In my first winter kiting I won a Best Waroo at the Snowkite Soldier Event  that Jacob Buzianis, an amazing pro snowkiter out of Utah, had donated, it was my first new kite and it was great.

So here is where things got a little tricky, I was the possessor of the nicest kite in our quiver and my husband couldn’t help himself, he “borrowed” the kite as soon as my back was turned and things didn’t go well on his three hour tour. The following is an approximation of an emotional conversation that took place, off and on, over several days as a result of borrowing the kite:

Husband:  I used your kite today and when I landed it, it got a small tear.  It is NO BIG DEAL.

Me: Oh, can I see it?

Husband: No, I already mailed it to Airtime to get fixed, I didn’t want you to miss any days when we are in Hood River next week.  It is NO BIG DEAL.

Me: Oh, thanks for taking care of the problem.

Little Birdie (a wife of one of our kite friends who was at the scene of the crime):  Oh my GAAWD, are you so bummed or what!?  I can’t believe what your husband did to your kite.

Me:  Really Little Birdie, it is NO BIG DEAL, it has already been mailed to Oregon for repair and I will not miss any kite days while we are there.

Me:  Honey, why is Little Birdie telling me you ruined my kite?

Husband:  It is NO BIG DEAL; the kite will be fine

Me (when I take the kite out of its bag in Hood River after picking it up from Airtime. You are free to imagine Hiroshima at this point):  NO F@%$! BIG DEAL!?

The kite did fly pretty well considering it had open-heart surgery. Two days latter, however, the kite blew up again (not related to the 1st repair) when my husband was el captain again.. On this second “NO BIG DEAL” there was a bit of poetic justice involved in the form of a swim across the Columbia River and a two-mile barefoot walk back to the van (I couldn’t find the key, really!), tail tucked and ego checked.

Back to Airtime the yellow kite went.  If this story read like a Visa add it would go like this:

Kite: Free1st kite repair: $150

Husband fibbing about kite damage: 1lb. of flesh

The look on Airtime’s sewer’s face when the kite is returned for more repairs: priceless

Ultimately the point of this whole sordid story is; yes, damaging your kite is a huge bummer but there are some amazing services to help with the big “NO BIG DEALS” and some field 1st aid that you can do that can save the life of the kite in a pinch.

Help with the big “NO BIG DEALS”:

Airtime, an Oregon based one stop kite and sail repair biz in Hood River, Oregon.  They have all sorts of goodies such as bladders and sail tape.
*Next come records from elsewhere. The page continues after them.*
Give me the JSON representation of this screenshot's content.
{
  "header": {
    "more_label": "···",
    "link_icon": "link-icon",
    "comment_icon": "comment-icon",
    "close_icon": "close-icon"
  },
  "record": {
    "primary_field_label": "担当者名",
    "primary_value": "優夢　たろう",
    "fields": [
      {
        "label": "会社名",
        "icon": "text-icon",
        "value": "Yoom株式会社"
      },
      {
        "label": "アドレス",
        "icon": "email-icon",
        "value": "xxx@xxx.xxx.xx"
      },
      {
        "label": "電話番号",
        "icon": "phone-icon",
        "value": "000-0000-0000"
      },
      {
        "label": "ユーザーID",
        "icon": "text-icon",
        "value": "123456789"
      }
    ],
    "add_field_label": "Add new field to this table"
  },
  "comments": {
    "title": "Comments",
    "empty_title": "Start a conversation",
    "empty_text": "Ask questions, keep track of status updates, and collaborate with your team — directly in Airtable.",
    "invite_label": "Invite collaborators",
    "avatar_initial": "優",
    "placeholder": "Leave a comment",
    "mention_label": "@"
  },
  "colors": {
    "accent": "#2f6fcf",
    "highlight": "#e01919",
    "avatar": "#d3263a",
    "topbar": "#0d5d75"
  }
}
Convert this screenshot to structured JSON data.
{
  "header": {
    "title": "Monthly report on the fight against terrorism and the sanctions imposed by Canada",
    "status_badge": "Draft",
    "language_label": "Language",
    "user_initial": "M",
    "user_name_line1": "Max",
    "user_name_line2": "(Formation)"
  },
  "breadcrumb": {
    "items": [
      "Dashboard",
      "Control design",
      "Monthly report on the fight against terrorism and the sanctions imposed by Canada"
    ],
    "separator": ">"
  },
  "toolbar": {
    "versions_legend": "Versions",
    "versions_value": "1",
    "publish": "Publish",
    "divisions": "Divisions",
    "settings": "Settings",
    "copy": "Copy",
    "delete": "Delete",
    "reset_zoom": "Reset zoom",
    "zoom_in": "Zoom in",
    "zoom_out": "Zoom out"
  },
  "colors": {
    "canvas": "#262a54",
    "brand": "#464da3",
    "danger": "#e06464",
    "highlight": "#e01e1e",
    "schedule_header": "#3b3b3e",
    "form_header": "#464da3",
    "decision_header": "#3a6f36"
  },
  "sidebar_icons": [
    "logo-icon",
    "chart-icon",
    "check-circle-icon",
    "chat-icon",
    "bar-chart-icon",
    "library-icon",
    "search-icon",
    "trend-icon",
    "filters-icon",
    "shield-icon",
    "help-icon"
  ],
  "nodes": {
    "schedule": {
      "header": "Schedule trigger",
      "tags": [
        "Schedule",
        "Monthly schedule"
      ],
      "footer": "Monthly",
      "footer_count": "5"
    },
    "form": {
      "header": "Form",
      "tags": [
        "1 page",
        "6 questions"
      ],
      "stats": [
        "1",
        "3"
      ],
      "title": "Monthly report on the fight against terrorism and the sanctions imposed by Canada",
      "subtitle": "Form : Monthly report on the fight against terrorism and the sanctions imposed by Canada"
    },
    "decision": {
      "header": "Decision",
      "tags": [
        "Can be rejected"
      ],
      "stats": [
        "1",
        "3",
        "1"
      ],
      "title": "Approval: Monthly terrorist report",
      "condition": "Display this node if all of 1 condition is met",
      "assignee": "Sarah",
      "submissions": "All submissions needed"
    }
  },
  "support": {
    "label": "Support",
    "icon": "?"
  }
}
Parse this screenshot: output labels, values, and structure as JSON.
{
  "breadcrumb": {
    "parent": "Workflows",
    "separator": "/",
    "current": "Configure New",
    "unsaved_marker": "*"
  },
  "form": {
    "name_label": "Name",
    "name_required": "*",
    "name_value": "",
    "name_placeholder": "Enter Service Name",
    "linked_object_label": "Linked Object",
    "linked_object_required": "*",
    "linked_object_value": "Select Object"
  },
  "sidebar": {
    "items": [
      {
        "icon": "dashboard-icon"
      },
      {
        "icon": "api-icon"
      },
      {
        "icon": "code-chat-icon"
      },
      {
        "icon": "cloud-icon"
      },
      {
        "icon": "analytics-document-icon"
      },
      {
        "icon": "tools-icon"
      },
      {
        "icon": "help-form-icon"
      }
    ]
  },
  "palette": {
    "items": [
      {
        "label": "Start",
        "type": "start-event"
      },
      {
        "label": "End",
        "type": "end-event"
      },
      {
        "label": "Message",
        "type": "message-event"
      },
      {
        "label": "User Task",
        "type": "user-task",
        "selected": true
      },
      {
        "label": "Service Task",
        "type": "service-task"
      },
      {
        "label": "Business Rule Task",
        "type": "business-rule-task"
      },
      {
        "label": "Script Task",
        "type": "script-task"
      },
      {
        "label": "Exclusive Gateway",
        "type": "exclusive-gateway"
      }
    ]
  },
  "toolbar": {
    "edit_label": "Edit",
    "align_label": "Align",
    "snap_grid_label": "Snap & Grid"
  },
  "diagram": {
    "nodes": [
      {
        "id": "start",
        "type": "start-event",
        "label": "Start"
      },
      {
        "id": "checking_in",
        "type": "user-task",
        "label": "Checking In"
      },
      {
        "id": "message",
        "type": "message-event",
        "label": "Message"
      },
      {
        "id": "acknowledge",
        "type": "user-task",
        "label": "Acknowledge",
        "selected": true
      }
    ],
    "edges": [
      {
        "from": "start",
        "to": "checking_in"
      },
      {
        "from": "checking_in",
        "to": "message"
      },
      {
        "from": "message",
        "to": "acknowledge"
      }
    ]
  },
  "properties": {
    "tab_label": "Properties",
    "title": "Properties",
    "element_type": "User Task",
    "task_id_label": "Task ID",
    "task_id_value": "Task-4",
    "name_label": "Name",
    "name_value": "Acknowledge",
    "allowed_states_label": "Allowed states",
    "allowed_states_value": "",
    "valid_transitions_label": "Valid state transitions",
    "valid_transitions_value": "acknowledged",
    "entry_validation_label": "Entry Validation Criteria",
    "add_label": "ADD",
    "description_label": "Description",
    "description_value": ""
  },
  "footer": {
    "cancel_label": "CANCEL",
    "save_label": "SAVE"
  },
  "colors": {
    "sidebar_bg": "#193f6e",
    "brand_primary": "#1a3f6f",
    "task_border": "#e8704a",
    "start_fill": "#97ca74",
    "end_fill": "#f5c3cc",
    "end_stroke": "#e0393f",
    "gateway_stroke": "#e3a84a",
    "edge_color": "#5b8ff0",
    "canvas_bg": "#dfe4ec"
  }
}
 Windfire Designs out of Florida, looks like they do amazing repair work.  Windfire also builds art kites, which are very fun to look at too..

Kitefix is a great site to help any kilter put together their kite 1st aide kit .

 Kite Gear Box also has sail tape in many colors sold by the foot and tonics and ointments to extend your kite’s life.


Are they Strings or Lines?

Before I kited I once asked my husband about his strings.  The look of pure annoyance he shot me before he corrected me saying: “Lines, not stings.” was enough to tell me I had stumbled upon gold in my hag bag of tools for ribbing my husband.  It was pure bliss every time I would say something like: “Oh honey, did you tangle your strings again?”

My overuse of the string thing turned it into a family joke; we declare that whenever our lines take more than 30 seconds to untangle they officially fall in the category of strings.  If someone gaffes putting away their lines one of us will tease: “Is this your version of string theory?” or “Planning on knitting with this yarn?”